Sell the Loonie against Everything
by Kevin Muir
I am getting more bearish on Canada every day. And it's more than the fact that we must be suffering from hockey-hyperinflation if sticks now cost $300 each.
Over the next few weeks I plan to sketch out all the reasons I am negative on Canada's economy, but today I would like to focus on the signal the bond market is sending.
Before I do, I would like to take a moment to stress that although I am bearish on Canadian financial assets, that doesn't mean that I am a self-loathing Canadian. I am in fact a loyal Canadian who wears a toque and pronounces it Zed, not Zee.
It often frustrates me how people interpret market calls as reflections of a market pundit's views of that country or people. For example, I believe US stocks are priced for perfection relative to the rest of the world and don't represent a favourable long-term risk-reward opportunity. Does that mean I am judging America's economy or people? Not even for a moment. I am simply calculating what I believe the market has priced in, and then evaluating those expectations versus what I believe to be the actual odds of that outcome occurring. Too often this nuance is lost. Don't ever forget that this game is not about predicting what will happen in an absolute sense, but what will happen versus what is priced in.
Back to Canada. I'm bearish. Bigly. And I am not one of those perma-bears who for the past six years has been calling for a collapse in Canadian real estate ala a repeat of the US experience during the Great Financial Crisis. In fact, for most of 2019 one of my favourite trades was short AUDCAD [Best Way to Short China] as a I believed Canada's economy would outperform Australia's.

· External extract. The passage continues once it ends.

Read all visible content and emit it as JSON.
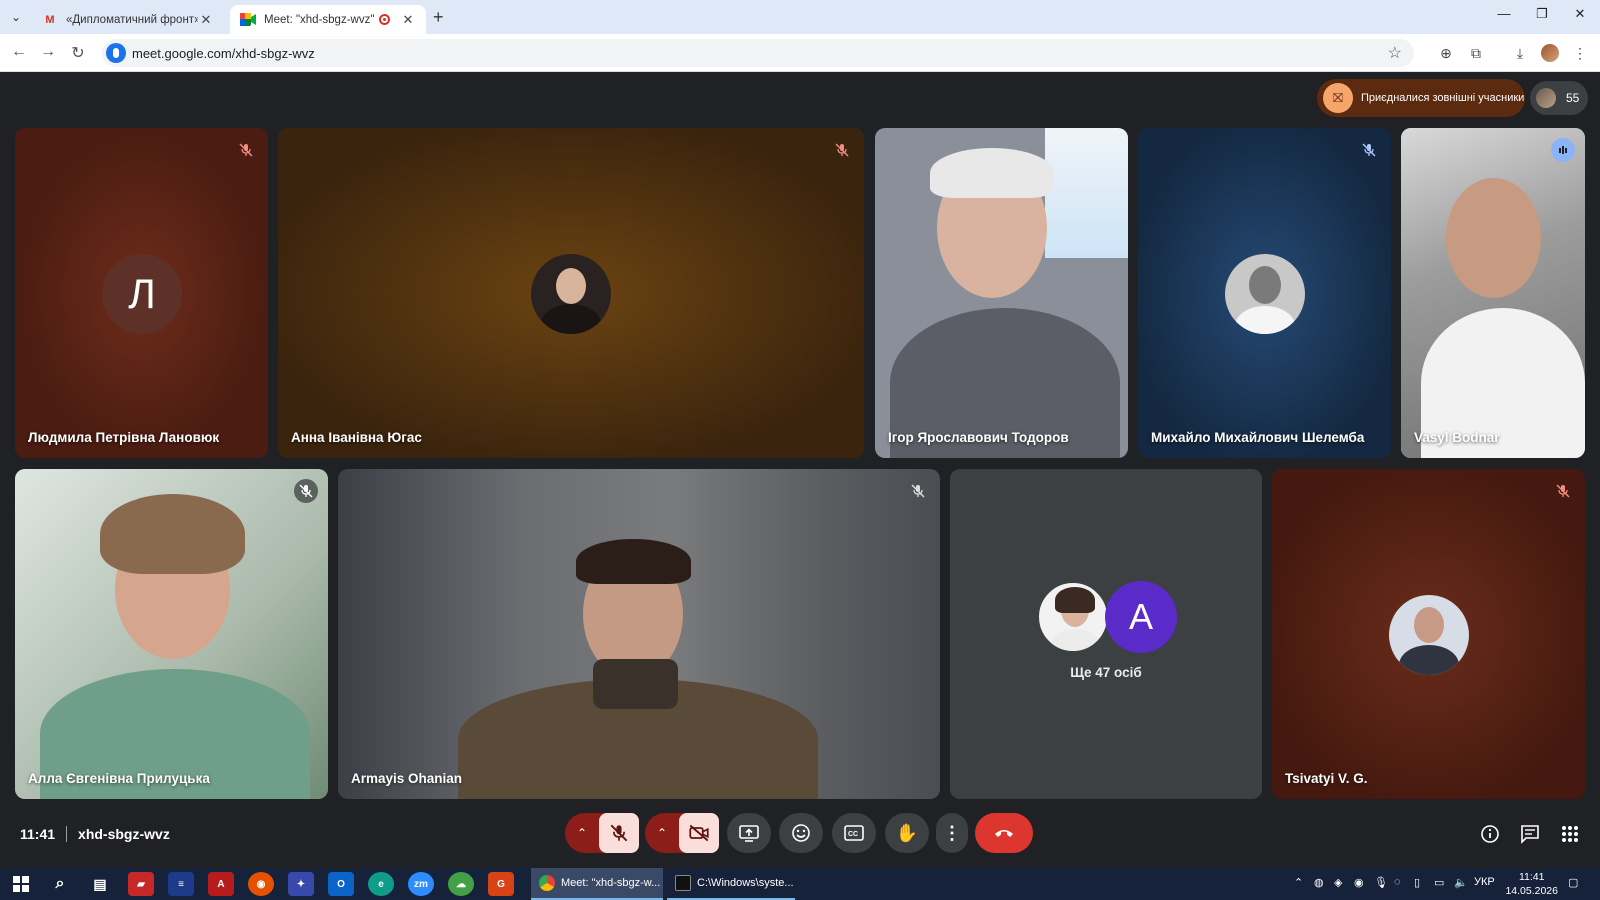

But the tide has turned. Although Canada has a reputation as a beacon of financial stability, there is one Canadian asset class screaming danger. Yet it's funny because almost no one is talking about it.
The signal from the bond market
Remember all the hype about the US yield curve going negative this summer? You couldn't turn on financial news television without being bombarded with "RECESSION WATCH FROM YIELD CURVE INVERSION" headlines.
Almost overnight it seemed like everyone became a yield curve expert. The economic signal that had correctly predicted the past six recessions was flashing a warning, and gosh darn, the bears were going to run with this story as best they could.
Yeah, this summer was scary. But then something happened...
With little fanfare. With no announcement that recession-watch had been cancelled. With zero acknowledgement the hype might have been overblown, the 2-10 yield curve snapped from negative levels and ran 30 basis points higher in the space of two months.
Was that a valid signal? Is this the steepening that has traditionally occurred during the onset of recession? That's a story for another day, but there has been an interesting development in the developed world's bond markets since this summer's yield curve mania.
Can you spot it?
There is only one country with an inverted yield curve. That's right - Canada.
Canada's yield curve dipped negative this summer along with its larger southern neighbour, but instead of bouncing straight back up, it has failed to cross back positive.
If you are a US recession-believer due to this summer's yield curve signal, then you should be doubly bearish on Canada! Not only did the same trigger occur, but it has failed to be rejected. Here we are with the yield curve sitting at inverted levels and yet most market pundits are still blindly optimistic on Canada's prospects.
I have a whole laundry list of reasons why Canada's economy will underperform expectations (more in coming posts), but don't listen to me - listen to the bond market. It's sending you the ultimate BE CAREFUL signal.
To all those pundits who tell me that Canada is different and isn't susceptible to the same economic forces as the rest of the world because of our;
well-run banking sector
I call BS on that. Yeah, I still drink Labatt's and say sorry too often - I AM still CANADIAN, but the loonie is a great sale against almost any other developed country on the board.